Seitz, ‘Limbo Life in Canada’s Waiting Room’, 2017
David K. Seitz, ‘Limbo Life in Canada’s Waiting Room: Asylum-Seeker as Queer Subject’, Environment and Planning D: Society and Space, 35(3), 438-456, 2017
This paper puts queer theory’s ‘‘subjectless critique’’ of identity to work in challenging the state’s biopolitical use of essential, authentic identities in asylum law and practice. It not only builds upon, but also departs from existing scholarship that calls on state actors to recognize a wider range of forms of gender and sexual diversity that make people vulnerable to persecution. By contrast, I investigate how the practices of ‘‘destination’’ countries produce asylums-seekers as dispossessed, deportable, precarious queers, regardless of sexual identity or practice. Drawing on ethnographic fieldwork with asylum-seekers and their supporters in Toronto, Canada, I highlight the waiting room as one type of material and metaphorical space that produces asylum-seekers as liminal queer subjects.
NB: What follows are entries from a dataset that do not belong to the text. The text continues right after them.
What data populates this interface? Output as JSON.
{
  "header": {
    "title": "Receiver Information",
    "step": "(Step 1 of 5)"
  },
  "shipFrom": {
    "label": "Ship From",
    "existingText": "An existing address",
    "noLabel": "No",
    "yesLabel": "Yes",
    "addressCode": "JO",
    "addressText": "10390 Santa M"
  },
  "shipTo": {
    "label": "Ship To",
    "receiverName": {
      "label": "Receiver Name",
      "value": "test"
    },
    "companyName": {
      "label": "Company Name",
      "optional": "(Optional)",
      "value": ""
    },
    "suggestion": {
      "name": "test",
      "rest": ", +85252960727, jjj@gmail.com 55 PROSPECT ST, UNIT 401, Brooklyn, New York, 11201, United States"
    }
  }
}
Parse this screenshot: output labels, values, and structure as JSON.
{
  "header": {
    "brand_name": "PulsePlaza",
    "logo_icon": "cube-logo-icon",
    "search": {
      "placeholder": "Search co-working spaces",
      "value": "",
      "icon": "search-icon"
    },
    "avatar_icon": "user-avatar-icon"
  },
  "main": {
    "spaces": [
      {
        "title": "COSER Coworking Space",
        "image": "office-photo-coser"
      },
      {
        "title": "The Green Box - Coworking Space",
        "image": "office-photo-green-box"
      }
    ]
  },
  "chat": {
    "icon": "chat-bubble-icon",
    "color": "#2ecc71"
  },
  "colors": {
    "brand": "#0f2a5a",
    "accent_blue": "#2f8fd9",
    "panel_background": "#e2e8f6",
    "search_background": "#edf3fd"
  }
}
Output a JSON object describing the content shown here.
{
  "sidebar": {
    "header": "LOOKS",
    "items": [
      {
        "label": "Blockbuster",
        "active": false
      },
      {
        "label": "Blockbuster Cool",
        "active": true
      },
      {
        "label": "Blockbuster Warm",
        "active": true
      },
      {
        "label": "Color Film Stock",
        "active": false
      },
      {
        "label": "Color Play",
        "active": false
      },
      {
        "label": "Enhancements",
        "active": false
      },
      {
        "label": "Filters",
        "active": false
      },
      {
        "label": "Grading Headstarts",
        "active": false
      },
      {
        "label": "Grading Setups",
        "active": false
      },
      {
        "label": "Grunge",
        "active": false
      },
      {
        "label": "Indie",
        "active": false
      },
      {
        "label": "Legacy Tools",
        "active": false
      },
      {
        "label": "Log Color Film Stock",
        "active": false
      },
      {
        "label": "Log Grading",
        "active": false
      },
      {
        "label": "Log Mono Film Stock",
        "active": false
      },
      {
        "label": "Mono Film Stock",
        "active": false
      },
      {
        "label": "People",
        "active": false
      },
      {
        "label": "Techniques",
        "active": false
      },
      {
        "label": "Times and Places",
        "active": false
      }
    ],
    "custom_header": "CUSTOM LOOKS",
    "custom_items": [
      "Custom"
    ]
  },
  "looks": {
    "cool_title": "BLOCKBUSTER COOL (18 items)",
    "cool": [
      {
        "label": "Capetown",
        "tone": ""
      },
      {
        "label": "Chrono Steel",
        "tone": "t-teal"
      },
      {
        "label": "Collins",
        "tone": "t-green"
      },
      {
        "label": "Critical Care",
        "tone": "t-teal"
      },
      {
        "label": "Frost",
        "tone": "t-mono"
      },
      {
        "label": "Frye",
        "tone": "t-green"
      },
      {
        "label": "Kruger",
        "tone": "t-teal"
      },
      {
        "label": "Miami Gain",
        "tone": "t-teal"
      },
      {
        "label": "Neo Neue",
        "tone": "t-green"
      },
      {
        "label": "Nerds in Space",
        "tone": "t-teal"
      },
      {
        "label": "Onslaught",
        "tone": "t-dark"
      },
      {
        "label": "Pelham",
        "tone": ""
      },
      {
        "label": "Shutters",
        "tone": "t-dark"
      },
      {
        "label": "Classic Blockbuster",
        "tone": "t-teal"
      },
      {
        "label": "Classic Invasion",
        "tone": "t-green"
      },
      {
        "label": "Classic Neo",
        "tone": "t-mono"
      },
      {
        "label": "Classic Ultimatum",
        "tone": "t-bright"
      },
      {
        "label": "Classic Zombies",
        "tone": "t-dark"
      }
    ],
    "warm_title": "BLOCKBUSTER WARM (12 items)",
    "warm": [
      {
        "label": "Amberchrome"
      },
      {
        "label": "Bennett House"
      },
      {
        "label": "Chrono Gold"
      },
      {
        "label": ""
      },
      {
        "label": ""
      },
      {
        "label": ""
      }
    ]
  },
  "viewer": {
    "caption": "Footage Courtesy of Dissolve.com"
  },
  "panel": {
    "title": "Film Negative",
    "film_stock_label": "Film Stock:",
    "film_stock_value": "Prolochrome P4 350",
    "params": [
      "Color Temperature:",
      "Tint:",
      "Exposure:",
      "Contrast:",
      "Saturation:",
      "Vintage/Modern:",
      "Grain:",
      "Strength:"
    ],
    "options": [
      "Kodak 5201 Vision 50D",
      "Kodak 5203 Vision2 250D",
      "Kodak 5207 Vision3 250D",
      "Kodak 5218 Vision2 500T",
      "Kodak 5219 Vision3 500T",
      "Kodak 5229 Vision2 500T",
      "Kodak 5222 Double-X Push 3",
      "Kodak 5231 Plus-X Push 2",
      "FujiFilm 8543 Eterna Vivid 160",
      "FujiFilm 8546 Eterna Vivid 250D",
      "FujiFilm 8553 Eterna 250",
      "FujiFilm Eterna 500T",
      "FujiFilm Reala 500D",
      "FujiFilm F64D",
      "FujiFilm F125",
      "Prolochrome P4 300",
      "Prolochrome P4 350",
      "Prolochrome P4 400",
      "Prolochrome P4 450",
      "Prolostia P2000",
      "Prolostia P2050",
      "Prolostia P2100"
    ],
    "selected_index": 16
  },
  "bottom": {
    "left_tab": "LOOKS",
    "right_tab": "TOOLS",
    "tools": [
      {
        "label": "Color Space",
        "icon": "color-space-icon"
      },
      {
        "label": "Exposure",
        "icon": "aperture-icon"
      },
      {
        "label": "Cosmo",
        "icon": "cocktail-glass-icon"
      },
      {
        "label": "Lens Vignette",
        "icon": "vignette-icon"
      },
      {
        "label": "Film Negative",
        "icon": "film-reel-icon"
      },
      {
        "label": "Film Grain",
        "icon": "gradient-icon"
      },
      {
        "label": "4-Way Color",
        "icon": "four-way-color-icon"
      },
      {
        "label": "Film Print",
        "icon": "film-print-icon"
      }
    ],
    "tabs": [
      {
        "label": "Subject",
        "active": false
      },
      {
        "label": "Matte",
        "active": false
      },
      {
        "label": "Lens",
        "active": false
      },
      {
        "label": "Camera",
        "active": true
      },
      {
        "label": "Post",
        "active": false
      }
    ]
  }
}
I argue that approaching queerness as precarity, rather than lesbian, gay, bisexual and transgender identity or even sexual and gender diversity, provides alternative and expansive ethical horizons for queer and migration politics.
Keywords: Queer, refugee, asylum, subjectless critique, waiting room, waiting